*** Block opens ***

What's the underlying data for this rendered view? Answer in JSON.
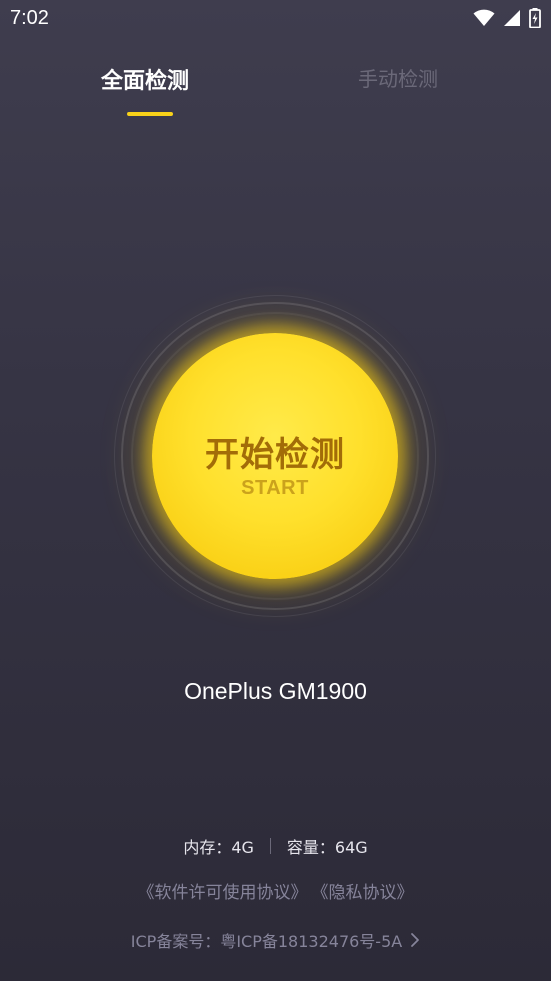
{
  "status_bar": {
    "time": "7:02",
    "icons": [
      "wifi-icon",
      "signal-icon",
      "battery-charging-icon"
    ]
  },
  "tabs": [
    {
      "label": "全面检测",
      "active": true
    },
    {
      "label": "手动检测",
      "active": false
    }
  ],
  "start_button": {
    "title": "开始检测",
    "subtitle": "START"
  },
  "device": {
    "name": "OnePlus GM1900"
  },
  "specs": {
    "memory": "内存：4G",
    "storage": "容量：64G"
  },
  "agreements": {
    "license": "《软件许可使用协议》",
    "privacy": "《隐私协议》"
  },
  "icp": {
    "text": "ICP备案号：粤ICP备18132476号-5A"
  },
  "colors": {
    "accent": "#f9d21a",
    "background_top": "#3f3d4e",
    "background_bottom": "#2c2a37",
    "inactive_text": "#6b6979"
  }
}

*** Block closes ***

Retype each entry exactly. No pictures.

§ SOLUTION TO THE EXERCISE
What's the underlying data for this rendered view? Answer in JSON.
{
  "status_bar": {
    "time": "7:02",
    "icons": [
      "wifi-icon",
      "signal-icon",
      "battery-charging-icon"
    ]
  },
  "tabs": [
    {
      "label": "全面检测",
      "active": true
    },
    {
      "label": "手动检测",
      "active": false
    }
  ],
  "start_button": {
    "title": "开始检测",
    "subtitle": "START"
  },
  "device": {
    "name": "OnePlus GM1900"
  },
  "specs": {
    "memory": "内存：4G",
    "storage": "容量：64G"
  },
  "agreements": {
    "license": "《软件许可使用协议》",
    "privacy": "《隐私协议》"
  },
  "icp": {
    "text": "ICP备案号：粤ICP备18132476号-5A"
  },
  "colors": {
    "accent": "#f9d21a",
    "background_top": "#3f3d4e",
    "background_bottom": "#2c2a37",
    "inactive_text": "#6b6979"
  }
}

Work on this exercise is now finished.